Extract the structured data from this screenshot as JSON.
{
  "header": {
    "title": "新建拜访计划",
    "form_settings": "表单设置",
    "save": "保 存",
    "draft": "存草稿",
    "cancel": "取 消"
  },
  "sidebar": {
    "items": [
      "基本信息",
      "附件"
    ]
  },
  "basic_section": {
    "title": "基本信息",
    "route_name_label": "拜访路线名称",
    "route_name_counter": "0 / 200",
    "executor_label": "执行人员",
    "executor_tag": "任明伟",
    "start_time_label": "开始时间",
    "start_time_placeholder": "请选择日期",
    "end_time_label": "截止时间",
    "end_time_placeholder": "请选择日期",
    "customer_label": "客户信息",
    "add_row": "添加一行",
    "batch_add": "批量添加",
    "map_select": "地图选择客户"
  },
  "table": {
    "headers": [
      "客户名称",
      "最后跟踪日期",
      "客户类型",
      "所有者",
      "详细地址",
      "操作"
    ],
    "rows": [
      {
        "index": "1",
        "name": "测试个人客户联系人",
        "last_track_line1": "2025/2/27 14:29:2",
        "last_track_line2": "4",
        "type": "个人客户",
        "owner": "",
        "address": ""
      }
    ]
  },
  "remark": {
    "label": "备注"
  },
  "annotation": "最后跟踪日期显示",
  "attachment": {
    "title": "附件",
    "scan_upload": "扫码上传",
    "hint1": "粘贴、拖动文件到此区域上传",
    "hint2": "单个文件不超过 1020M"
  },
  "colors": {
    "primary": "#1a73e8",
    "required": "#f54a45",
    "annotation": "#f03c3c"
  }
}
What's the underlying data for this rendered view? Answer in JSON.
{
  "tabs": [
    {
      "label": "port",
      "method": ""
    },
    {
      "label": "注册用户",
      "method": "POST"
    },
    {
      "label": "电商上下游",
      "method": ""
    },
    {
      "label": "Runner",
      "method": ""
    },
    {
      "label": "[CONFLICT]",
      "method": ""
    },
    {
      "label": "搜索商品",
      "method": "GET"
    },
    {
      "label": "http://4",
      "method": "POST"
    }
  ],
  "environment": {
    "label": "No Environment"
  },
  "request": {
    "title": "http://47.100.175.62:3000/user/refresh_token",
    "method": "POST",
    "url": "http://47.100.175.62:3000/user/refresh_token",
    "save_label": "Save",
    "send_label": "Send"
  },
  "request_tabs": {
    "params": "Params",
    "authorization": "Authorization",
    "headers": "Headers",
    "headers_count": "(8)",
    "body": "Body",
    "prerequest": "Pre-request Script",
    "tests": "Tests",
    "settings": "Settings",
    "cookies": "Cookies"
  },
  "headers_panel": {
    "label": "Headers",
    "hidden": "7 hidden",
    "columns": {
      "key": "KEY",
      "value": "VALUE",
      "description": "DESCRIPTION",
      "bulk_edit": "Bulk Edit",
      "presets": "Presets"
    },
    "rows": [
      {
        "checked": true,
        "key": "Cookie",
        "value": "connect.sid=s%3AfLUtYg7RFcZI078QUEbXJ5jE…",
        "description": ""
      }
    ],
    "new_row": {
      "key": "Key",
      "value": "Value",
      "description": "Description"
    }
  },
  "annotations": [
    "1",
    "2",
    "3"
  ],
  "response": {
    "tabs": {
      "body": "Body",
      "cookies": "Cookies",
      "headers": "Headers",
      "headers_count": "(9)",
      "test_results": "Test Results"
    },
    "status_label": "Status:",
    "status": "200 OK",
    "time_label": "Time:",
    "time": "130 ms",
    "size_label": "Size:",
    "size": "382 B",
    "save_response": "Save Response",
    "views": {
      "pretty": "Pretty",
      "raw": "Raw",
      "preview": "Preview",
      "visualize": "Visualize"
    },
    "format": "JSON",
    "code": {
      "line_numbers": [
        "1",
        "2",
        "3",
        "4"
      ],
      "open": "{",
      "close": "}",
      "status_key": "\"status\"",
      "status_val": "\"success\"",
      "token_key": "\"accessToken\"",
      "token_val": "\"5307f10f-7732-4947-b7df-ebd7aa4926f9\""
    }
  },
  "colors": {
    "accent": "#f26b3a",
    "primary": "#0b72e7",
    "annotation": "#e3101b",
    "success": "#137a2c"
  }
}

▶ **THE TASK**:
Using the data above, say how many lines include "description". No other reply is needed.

▶ **EXERCISE OUTPUT**:
3